YOUR GOAL: Please show every line from the entries that carries the word "into".

MATERIAL FOR THIS EXERCISE:
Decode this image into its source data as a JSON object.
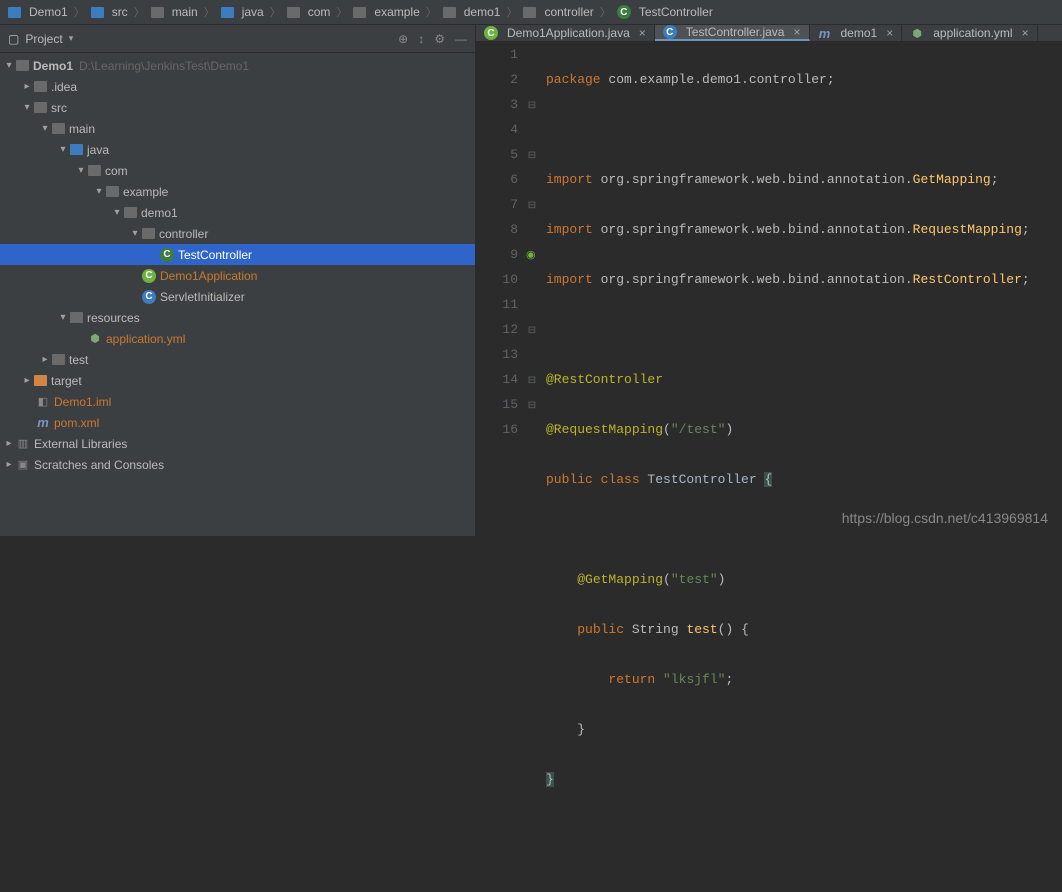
{
  "breadcrumb": [
    {
      "icon": "project",
      "label": "Demo1"
    },
    {
      "icon": "folder",
      "label": "src"
    },
    {
      "icon": "folder",
      "label": "main"
    },
    {
      "icon": "folder",
      "label": "java"
    },
    {
      "icon": "folder",
      "label": "com"
    },
    {
      "icon": "folder",
      "label": "example"
    },
    {
      "icon": "folder",
      "label": "demo1"
    },
    {
      "icon": "folder",
      "label": "controller"
    },
    {
      "icon": "class",
      "label": "TestController"
    }
  ],
  "projectPanel": {
    "title": "Project",
    "root": {
      "name": "Demo1",
      "path": "D:\\Learning\\JenkinsTest\\Demo1"
    },
    "nodes": {
      "idea": ".idea",
      "src": "src",
      "main": "main",
      "java": "java",
      "com": "com",
      "example": "example",
      "demo1": "demo1",
      "controller": "controller",
      "testController": "TestController",
      "demo1App": "Demo1Application",
      "servletInit": "ServletInitializer",
      "resources": "resources",
      "appYml": "application.yml",
      "test": "test",
      "target": "target",
      "demoIml": "Demo1.iml",
      "pomXml": "pom.xml",
      "externalLibs": "External Libraries",
      "scratches": "Scratches and Consoles"
    }
  },
  "tabs": [
    {
      "icon": "spring",
      "label": "Demo1Application.java",
      "active": false
    },
    {
      "icon": "class",
      "label": "TestController.java",
      "active": true
    },
    {
      "icon": "m",
      "label": "demo1",
      "active": false
    },
    {
      "icon": "yml",
      "label": "application.yml",
      "active": false
    }
  ],
  "gutterNumbers": [
    "1",
    "2",
    "3",
    "4",
    "5",
    "6",
    "7",
    "8",
    "9",
    "10",
    "11",
    "12",
    "13",
    "14",
    "15",
    "16"
  ],
  "code": {
    "l1": {
      "kw": "package",
      "rest": " com.example.demo1.controller;"
    },
    "l3": {
      "kw": "import",
      "mid": " org.springframework.web.bind.annotation.",
      "cls": "GetMapping",
      "end": ";"
    },
    "l4": {
      "kw": "import",
      "mid": " org.springframework.web.bind.annotation.",
      "cls": "RequestMapping",
      "end": ";"
    },
    "l5": {
      "kw": "import",
      "mid": " org.springframework.web.bind.annotation.",
      "cls": "RestController",
      "end": ";"
    },
    "l7": {
      "ann": "@RestController"
    },
    "l8": {
      "ann": "@RequestMapping",
      "paren": "(",
      "str": "\"/test\"",
      "paren2": ")"
    },
    "l9": {
      "kw": "public class",
      "cls": " TestController ",
      "brace": "{"
    },
    "l11": {
      "ann": "@GetMapping",
      "paren": "(",
      "str": "\"test\"",
      "paren2": ")"
    },
    "l12": {
      "kw": "public",
      "type": " String ",
      "method": "test",
      "rest": "() {"
    },
    "l13": {
      "kw": "return",
      "str": " \"lksjfl\"",
      "end": ";"
    },
    "l14": {
      "brace": "}"
    },
    "l15": {
      "brace": "}"
    }
  },
  "watermark": "https://blog.csdn.net/c413969814"
}
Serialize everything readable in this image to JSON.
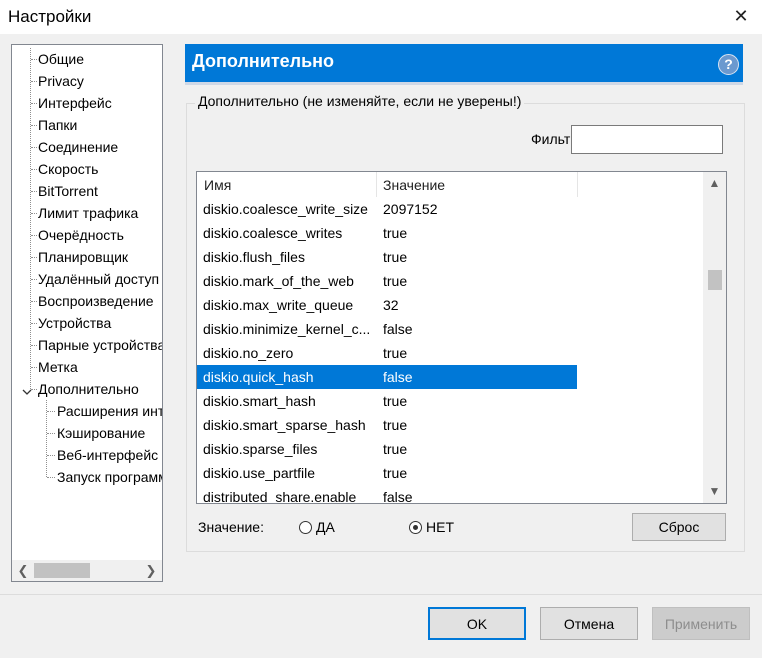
{
  "window": {
    "title": "Настройки",
    "close_glyph": "✕"
  },
  "sidebar": {
    "items": [
      {
        "label": "Общие"
      },
      {
        "label": "Privacy"
      },
      {
        "label": "Интерфейс"
      },
      {
        "label": "Папки"
      },
      {
        "label": "Соединение"
      },
      {
        "label": "Скорость"
      },
      {
        "label": "BitTorrent"
      },
      {
        "label": "Лимит трафика"
      },
      {
        "label": "Очерёдность"
      },
      {
        "label": "Планировщик"
      },
      {
        "label": "Удалённый доступ"
      },
      {
        "label": "Воспроизведение"
      },
      {
        "label": "Устройства"
      },
      {
        "label": "Парные устройства"
      },
      {
        "label": "Метка"
      },
      {
        "label": "Дополнительно"
      }
    ],
    "children": [
      {
        "label": "Расширения интерфейса"
      },
      {
        "label": "Кэширование"
      },
      {
        "label": "Веб-интерфейс"
      },
      {
        "label": "Запуск программ"
      }
    ]
  },
  "header": {
    "title": "Дополнительно",
    "help_glyph": "?"
  },
  "group": {
    "legend": "Дополнительно (не изменяйте, если не уверены!)",
    "filter_label": "Фильтр",
    "filter_value": ""
  },
  "table": {
    "columns": [
      "Имя",
      "Значение"
    ],
    "rows": [
      {
        "name": "diskio.coalesce_write_size",
        "value": "2097152"
      },
      {
        "name": "diskio.coalesce_writes",
        "value": "true"
      },
      {
        "name": "diskio.flush_files",
        "value": "true"
      },
      {
        "name": "diskio.mark_of_the_web",
        "value": "true"
      },
      {
        "name": "diskio.max_write_queue",
        "value": "32"
      },
      {
        "name": "diskio.minimize_kernel_c...",
        "value": "false"
      },
      {
        "name": "diskio.no_zero",
        "value": "true"
      },
      {
        "name": "diskio.quick_hash",
        "value": "false",
        "selected": true
      },
      {
        "name": "diskio.smart_hash",
        "value": "true"
      },
      {
        "name": "diskio.smart_sparse_hash",
        "value": "true"
      },
      {
        "name": "diskio.sparse_files",
        "value": "true"
      },
      {
        "name": "diskio.use_partfile",
        "value": "true"
      },
      {
        "name": "distributed_share.enable",
        "value": "false"
      }
    ]
  },
  "value_editor": {
    "label": "Значение:",
    "yes_label": "ДА",
    "no_label": "НЕТ",
    "selected": "no",
    "reset_label": "Сброс"
  },
  "footer": {
    "ok_label": "OK",
    "cancel_label": "Отмена",
    "apply_label": "Применить"
  },
  "colors": {
    "accent": "#0078d7",
    "selection": "#0078d7"
  }
}
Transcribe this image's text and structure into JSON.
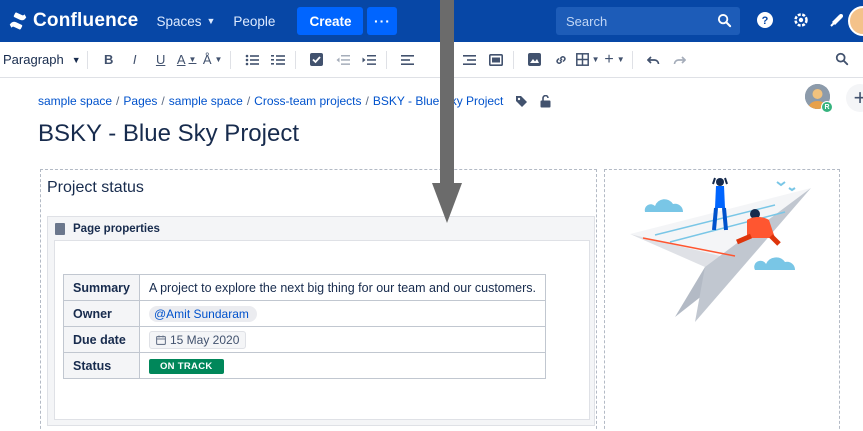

ANSWER FOR THE TASK:
Decode this image into its source data as a JSON object.
Transcribe this image's text and structure into JSON.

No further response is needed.